WORK INSTRUCTIONS:
Lines that contain the string "Folders" are the ones to list; copy all of them from the records.

□ □ □ □

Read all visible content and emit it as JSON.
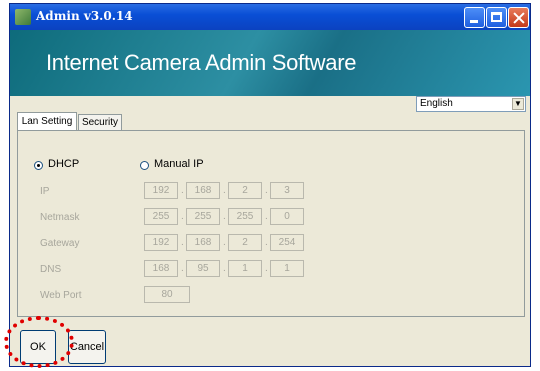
{
  "window": {
    "title": "Admin v3.0.14"
  },
  "banner": {
    "title": "Internet Camera Admin Software"
  },
  "language": {
    "selected": "English"
  },
  "tabs": [
    "Lan Setting",
    "Security"
  ],
  "network": {
    "dhcp_label": "DHCP",
    "manual_label": "Manual IP",
    "selected_mode": "DHCP",
    "fields": [
      {
        "label": "IP",
        "octets": [
          "192",
          "168",
          "2",
          "3"
        ]
      },
      {
        "label": "Netmask",
        "octets": [
          "255",
          "255",
          "255",
          "0"
        ]
      },
      {
        "label": "Gateway",
        "octets": [
          "192",
          "168",
          "2",
          "254"
        ]
      },
      {
        "label": "DNS",
        "octets": [
          "168",
          "95",
          "1",
          "1"
        ]
      }
    ],
    "web_port": {
      "label": "Web Port",
      "value": "80"
    }
  },
  "buttons": {
    "ok": "OK",
    "cancel": "Cancel"
  },
  "colors": {
    "titlebar": "#0a4fd6",
    "banner": "#1a6f86",
    "highlight": "#e00000"
  }
}
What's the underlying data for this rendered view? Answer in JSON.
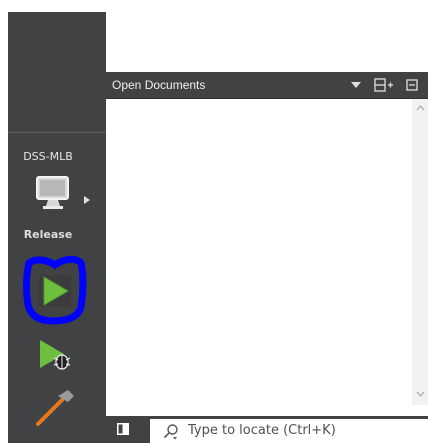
{
  "sidebar": {
    "kit_name": "DSS-MLB",
    "build_config": "Release",
    "icons": {
      "target": "monitor-icon",
      "run": "run-icon",
      "debug": "debug-icon",
      "build": "hammer-icon"
    }
  },
  "open_documents": {
    "title": "Open Documents"
  },
  "locator": {
    "placeholder": "Type to locate (Ctrl+K)"
  },
  "colors": {
    "sidebar_bg": "#404244",
    "run_green": "#6fbf3f",
    "highlight_annotation": "#0000ff",
    "hammer_orange": "#e8781c"
  }
}
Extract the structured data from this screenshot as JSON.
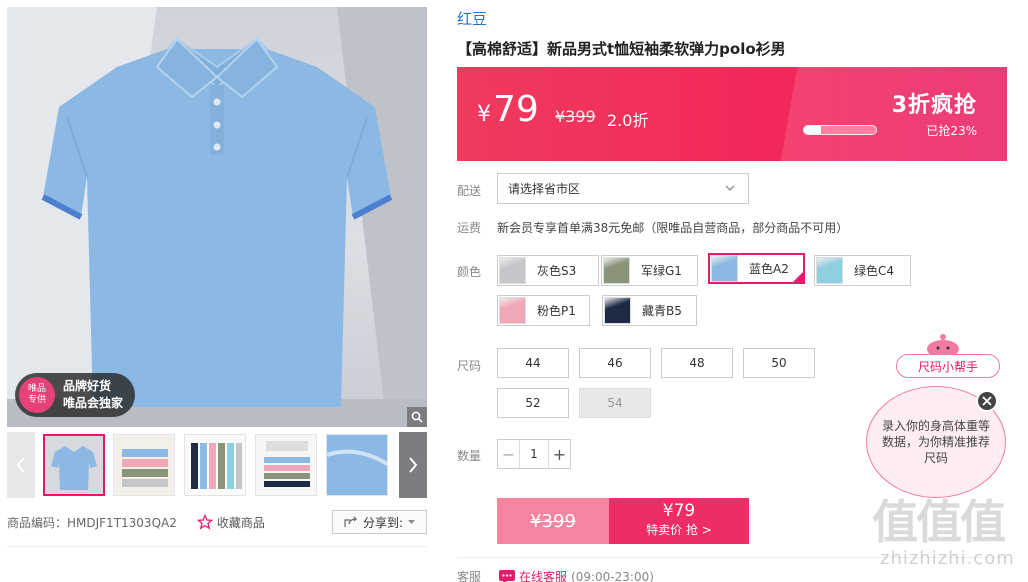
{
  "gallery": {
    "badge_circle": "唯品\n专供",
    "badge_line1": "品牌好货",
    "badge_line2": "唯品会独家",
    "product_code": "商品编码：HMDJF1T1303QA2",
    "favorite_label": "收藏商品",
    "share_label": "分享到:"
  },
  "product": {
    "brand": "红豆",
    "title": "【高棉舒适】新品男式t恤短袖柔软弹力polo衫男"
  },
  "price": {
    "currency": "¥",
    "current": "79",
    "original": "¥399",
    "discount": "2.0折",
    "flash_label": "3折疯抢",
    "sold_text": "已抢23%",
    "sold_progress": 0.23
  },
  "shipping": {
    "label": "配送",
    "select_value": "请选择省市区"
  },
  "freight": {
    "label": "运费",
    "text": "新会员专享首单满38元免邮（限唯品自营商品，部分商品不可用）"
  },
  "colors": {
    "label": "颜色",
    "options": [
      {
        "name": "灰色S3",
        "swatch": "#c4c6ca"
      },
      {
        "name": "军绿G1",
        "swatch": "#8a9479"
      },
      {
        "name": "蓝色A2",
        "swatch": "#8cb9e3"
      },
      {
        "name": "绿色C4",
        "swatch": "#8fcde0"
      },
      {
        "name": "粉色P1",
        "swatch": "#f0a7b8"
      },
      {
        "name": "藏青B5",
        "swatch": "#1f2b45"
      }
    ],
    "selected": "蓝色A2"
  },
  "sizes": {
    "label": "尺码",
    "options": [
      "44",
      "46",
      "48",
      "50",
      "52",
      "54"
    ],
    "disabled": [
      "54"
    ]
  },
  "quantity": {
    "label": "数量",
    "value": "1",
    "minus": "−",
    "plus": "+"
  },
  "buy": {
    "old_price": "¥399",
    "new_price": "¥79",
    "action_label": "特卖价 抢 >"
  },
  "service": {
    "label": "客服",
    "chat_label": "在线客服",
    "hours": "(09:00-23:00)"
  },
  "size_helper": {
    "pill_label": "尺码小帮手",
    "bubble_text": "录入你的身高体重等数据，为你精准推荐尺码"
  },
  "watermark": {
    "chars": "值值值",
    "url": "zhizhizhi.com"
  },
  "colors_theme": {
    "accent": "#e31b6a",
    "banner": "#f2275a",
    "brand_link": "#2b6fbf",
    "shirt": "#8cb9e3"
  }
}
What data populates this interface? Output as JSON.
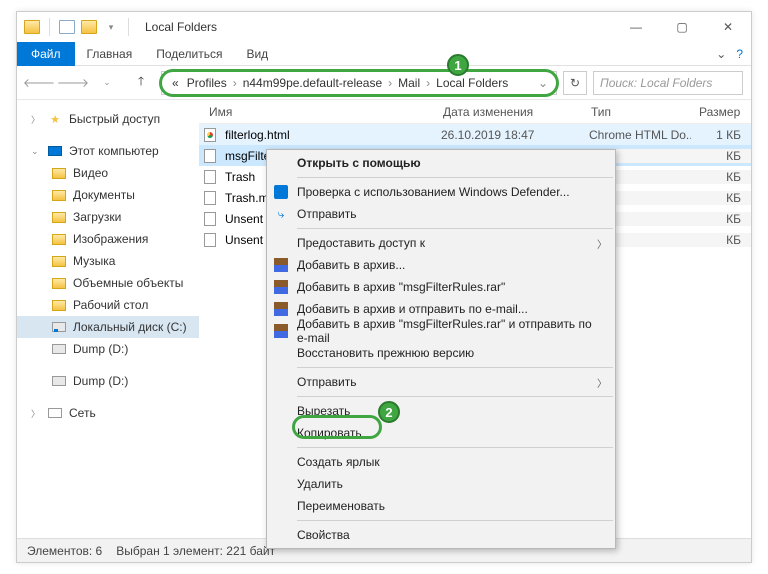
{
  "titlebar": {
    "title": "Local Folders"
  },
  "ribbon": {
    "file": "Файл",
    "tabs": [
      "Главная",
      "Поделиться",
      "Вид"
    ]
  },
  "breadcrumb": {
    "items": [
      "Profiles",
      "n44m99pe.default-release",
      "Mail",
      "Local Folders"
    ]
  },
  "search": {
    "placeholder": "Поиск: Local Folders"
  },
  "columns": {
    "name": "Имя",
    "date": "Дата изменения",
    "type": "Тип",
    "size": "Размер"
  },
  "sidebar": {
    "quick": "Быстрый доступ",
    "pc": "Этот компьютер",
    "children": [
      "Видео",
      "Документы",
      "Загрузки",
      "Изображения",
      "Музыка",
      "Объемные объекты",
      "Рабочий стол"
    ],
    "drives": [
      "Локальный диск (C:)",
      "Dump (D:)",
      "Dump (D:)"
    ],
    "network": "Сеть"
  },
  "files": [
    {
      "name": "filterlog.html",
      "date": "26.10.2019 18:47",
      "type": "Chrome HTML Do...",
      "size": "1 КБ",
      "icon": "chrome"
    },
    {
      "name": "msgFilterRules.dat",
      "date": "",
      "type": "",
      "size": "КБ",
      "icon": "doc"
    },
    {
      "name": "Trash",
      "date": "",
      "type": "",
      "size": "КБ",
      "icon": "doc"
    },
    {
      "name": "Trash.msf",
      "date": "",
      "type": "",
      "size": "КБ",
      "icon": "doc"
    },
    {
      "name": "Unsent Messages",
      "date": "",
      "type": "",
      "size": "КБ",
      "icon": "doc"
    },
    {
      "name": "Unsent Messages.",
      "date": "",
      "type": "",
      "size": "КБ",
      "icon": "doc"
    }
  ],
  "context_menu": {
    "open_with": "Открыть с помощью",
    "defender": "Проверка с использованием Windows Defender...",
    "send1": "Отправить",
    "share_access": "Предоставить доступ к",
    "add_archive": "Добавить в архив...",
    "add_rar": "Добавить в архив \"msgFilterRules.rar\"",
    "add_email": "Добавить в архив и отправить по e-mail...",
    "add_rar_email": "Добавить в архив \"msgFilterRules.rar\" и отправить по e-mail",
    "restore": "Восстановить прежнюю версию",
    "send_to": "Отправить",
    "cut": "Вырезать",
    "copy": "Копировать",
    "shortcut": "Создать ярлык",
    "delete": "Удалить",
    "rename": "Переименовать",
    "properties": "Свойства"
  },
  "statusbar": {
    "count": "Элементов: 6",
    "selection": "Выбран 1 элемент: 221 байт"
  },
  "annotations": {
    "n1": "1",
    "n2": "2"
  }
}
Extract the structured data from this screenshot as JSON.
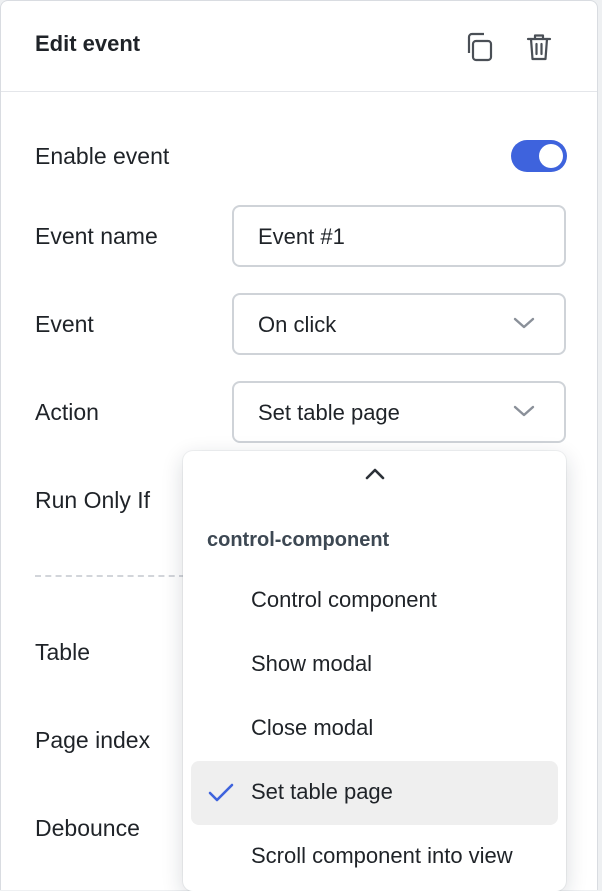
{
  "header": {
    "title": "Edit event"
  },
  "form": {
    "enable_label": "Enable event",
    "enable_on": true,
    "event_name_label": "Event name",
    "event_name_value": "Event #1",
    "event_label": "Event",
    "event_value": "On click",
    "action_label": "Action",
    "action_value": "Set table page",
    "run_only_if_label": "Run Only If",
    "table_label": "Table",
    "page_index_label": "Page index",
    "debounce_label": "Debounce"
  },
  "dropdown": {
    "group_label": "control-component",
    "options": [
      {
        "label": "Control component",
        "selected": false
      },
      {
        "label": "Show modal",
        "selected": false
      },
      {
        "label": "Close modal",
        "selected": false
      },
      {
        "label": "Set table page",
        "selected": true
      },
      {
        "label": "Scroll component into view",
        "selected": false
      }
    ]
  },
  "colors": {
    "accent": "#3e63dd",
    "selected_bg": "#efefef"
  },
  "icons": {
    "duplicate": "copy-icon",
    "delete": "trash-icon",
    "dropdown_arrow": "chevron-down-icon",
    "scroll_up": "chevron-up-icon",
    "selected_mark": "check-icon"
  }
}
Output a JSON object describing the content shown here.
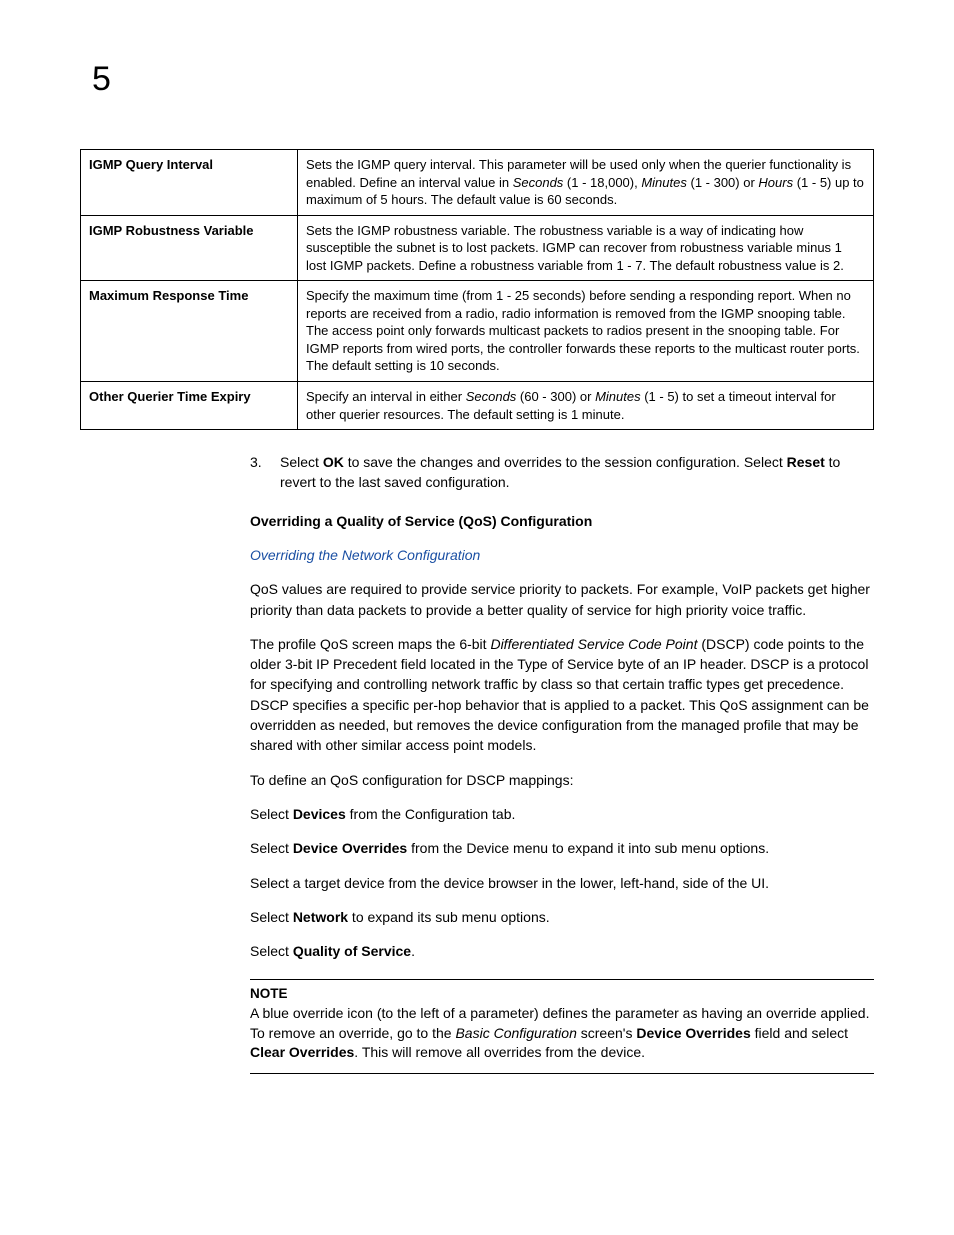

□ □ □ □

EXERCISE RESPONSE:
    "title": "Local Folders"
      "Local Folders"
    "placeholder": "Поиск: Local Folders"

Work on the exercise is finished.